But there is hope.
Working with community leaders, solutions like basic health care, food, clean water and educational and community service opportunities help break the cycle of generational poverty.
In the next decade, Yohannan says, he wants to see 500,000 at-risk children in some of the world’s most desperate places enrolled in the program—and his organization invites people to sponsor a child, or more than one child, to help set them free from the curse of poverty and its childhood-ravaging effects.
Redeeming Children in Crisis
Our world bears a great “badge of shame” for its appalling neglect of and cruel injustice toward children in every nation, on every continent. But there’s an opportunity for redemption—and each of us can do our part.
In Kampala’s Kisenyi slum, one lonely street boy about 10 years old caught my attention as he sat in the dirt, wearing only torn rags. His leg was badly injured, split open, and flies had gathered on the gaping wound. He was inhaling fuel from a plastic bottle to dull the pain. As I crouched beside him, he told me he’d been run over by a car. The driver hadn’t bothered to stop. Maybe God put me on this earth for this very moment? It was, perhaps, the first time someone had actually cared about this boy, the first time he’d experienced God’s love through another human being. It was an honor to clean and bandage his wound. At that moment, God broke my heart for the suffering children of this world.
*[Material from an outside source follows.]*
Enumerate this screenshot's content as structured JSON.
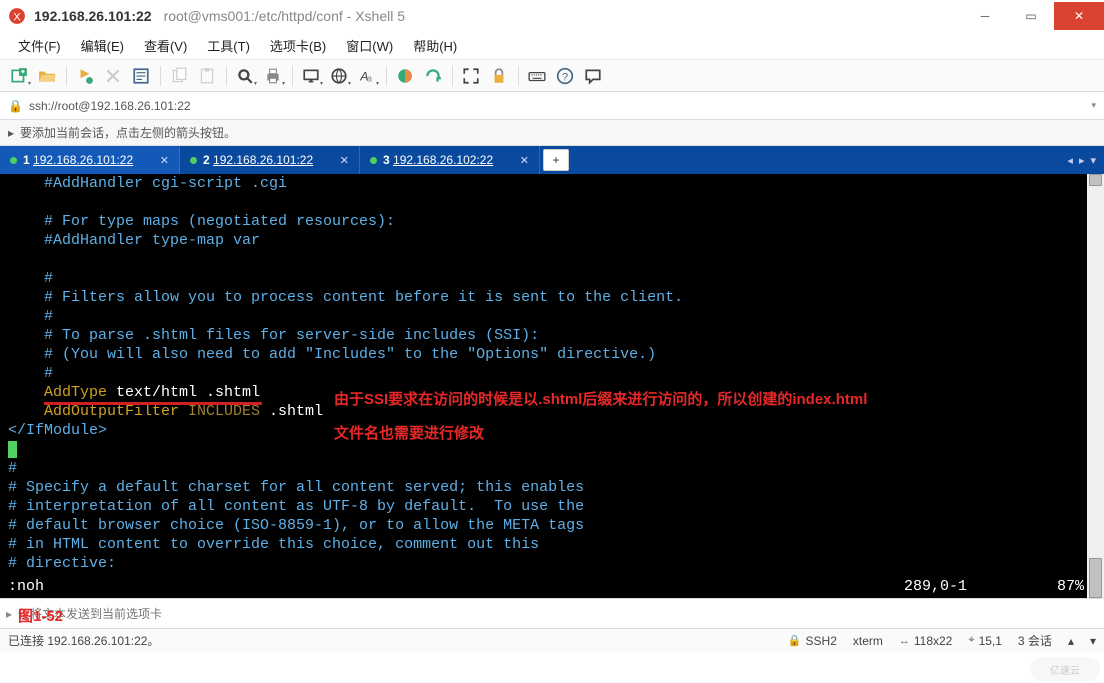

But He did more than that—He showed me that every child reveals His beauty, even when they’re dressed in filthy rags and lying in the gutter.
As Mother Teresa is quoted as saying:
The child is the beauty of God present in the world, that greatest gift to a family.44